Our veterinarians and physical therapy practitioners may be able to reduce inflammation and the pain your dog or cat is experiencing as a result of these conditions. We highly recommend that you have your dog or cat evaluated by a veterinarian if you notice any signs of limping, restlessness, whining, or trembling. Additional warning signs may include a lack of thirst or appetite and having difficulty standing on his or her own. This can also include refusal or trouble maneuvering through your home, especially up or down stairs.

How to schedule a laser therapy appointment for your dog or cat

animal clinic of billings canine physical rehab therapy team
Animal Clinic of Billings and Animal Surgery Clinic PRT team

Scheduling an appointment for a laser therapy session at the Animal Clinic of Billings and Animal Surgery Clinic is as easy as picking up the phone, sending us an email, or just stopping by to visit our veterinary clinic in person. Our highly knowledgeable and friendly team of veterinarians, receptionists and technicians can

help answer any questions you have about laser therapy for cats and dogs. Call us today and schedule an appointment for your canine or feline companion to begin experiencing the benefits of what laser therapy can do for your pet!

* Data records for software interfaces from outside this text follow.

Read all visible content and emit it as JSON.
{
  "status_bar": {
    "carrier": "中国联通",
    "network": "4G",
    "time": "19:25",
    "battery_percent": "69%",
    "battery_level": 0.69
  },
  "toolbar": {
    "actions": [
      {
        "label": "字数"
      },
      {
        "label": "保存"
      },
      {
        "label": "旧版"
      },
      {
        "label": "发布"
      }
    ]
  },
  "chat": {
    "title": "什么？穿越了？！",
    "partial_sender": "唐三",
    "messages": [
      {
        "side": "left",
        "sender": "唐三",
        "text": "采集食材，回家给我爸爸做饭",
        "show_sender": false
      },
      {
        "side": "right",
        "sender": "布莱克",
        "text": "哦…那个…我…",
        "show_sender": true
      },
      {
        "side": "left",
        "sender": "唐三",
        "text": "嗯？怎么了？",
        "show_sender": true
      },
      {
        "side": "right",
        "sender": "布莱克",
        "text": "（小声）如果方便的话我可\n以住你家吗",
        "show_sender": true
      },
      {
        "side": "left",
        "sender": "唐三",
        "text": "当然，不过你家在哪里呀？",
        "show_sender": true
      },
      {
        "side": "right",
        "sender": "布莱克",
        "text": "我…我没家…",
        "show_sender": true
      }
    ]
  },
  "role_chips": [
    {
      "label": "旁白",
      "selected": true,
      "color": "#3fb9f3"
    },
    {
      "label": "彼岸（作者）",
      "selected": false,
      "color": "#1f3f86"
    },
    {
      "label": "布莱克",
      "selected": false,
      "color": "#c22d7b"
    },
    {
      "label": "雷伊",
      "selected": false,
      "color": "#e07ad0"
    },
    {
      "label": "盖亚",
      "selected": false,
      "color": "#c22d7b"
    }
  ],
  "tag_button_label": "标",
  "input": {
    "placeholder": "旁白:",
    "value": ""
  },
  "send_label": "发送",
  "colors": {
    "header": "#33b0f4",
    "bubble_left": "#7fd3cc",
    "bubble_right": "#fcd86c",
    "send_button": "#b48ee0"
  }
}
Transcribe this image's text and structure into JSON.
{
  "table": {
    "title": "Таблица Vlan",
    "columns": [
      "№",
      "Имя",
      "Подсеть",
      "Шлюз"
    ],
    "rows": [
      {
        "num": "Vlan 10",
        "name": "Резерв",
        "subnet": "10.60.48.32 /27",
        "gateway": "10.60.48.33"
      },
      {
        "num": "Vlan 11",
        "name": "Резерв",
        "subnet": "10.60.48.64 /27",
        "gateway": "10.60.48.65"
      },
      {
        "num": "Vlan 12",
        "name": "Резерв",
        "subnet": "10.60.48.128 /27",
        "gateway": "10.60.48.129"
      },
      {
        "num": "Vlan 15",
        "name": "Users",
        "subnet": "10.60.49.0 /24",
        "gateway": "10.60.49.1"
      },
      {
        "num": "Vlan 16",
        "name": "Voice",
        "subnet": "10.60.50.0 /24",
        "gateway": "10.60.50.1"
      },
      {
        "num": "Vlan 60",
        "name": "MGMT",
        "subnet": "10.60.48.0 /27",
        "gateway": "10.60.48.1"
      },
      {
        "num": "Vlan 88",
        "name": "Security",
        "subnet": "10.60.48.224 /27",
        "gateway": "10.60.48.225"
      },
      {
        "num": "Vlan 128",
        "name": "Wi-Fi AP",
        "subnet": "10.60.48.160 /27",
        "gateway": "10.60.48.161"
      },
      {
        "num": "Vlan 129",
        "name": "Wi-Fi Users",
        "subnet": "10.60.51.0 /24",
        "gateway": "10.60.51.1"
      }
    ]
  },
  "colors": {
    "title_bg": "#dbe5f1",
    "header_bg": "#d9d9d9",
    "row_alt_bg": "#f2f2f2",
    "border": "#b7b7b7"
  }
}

Let our highly trained and experienced team of veterinarians and veterinary technicians help you keep your pet as happy and healthy as they can be.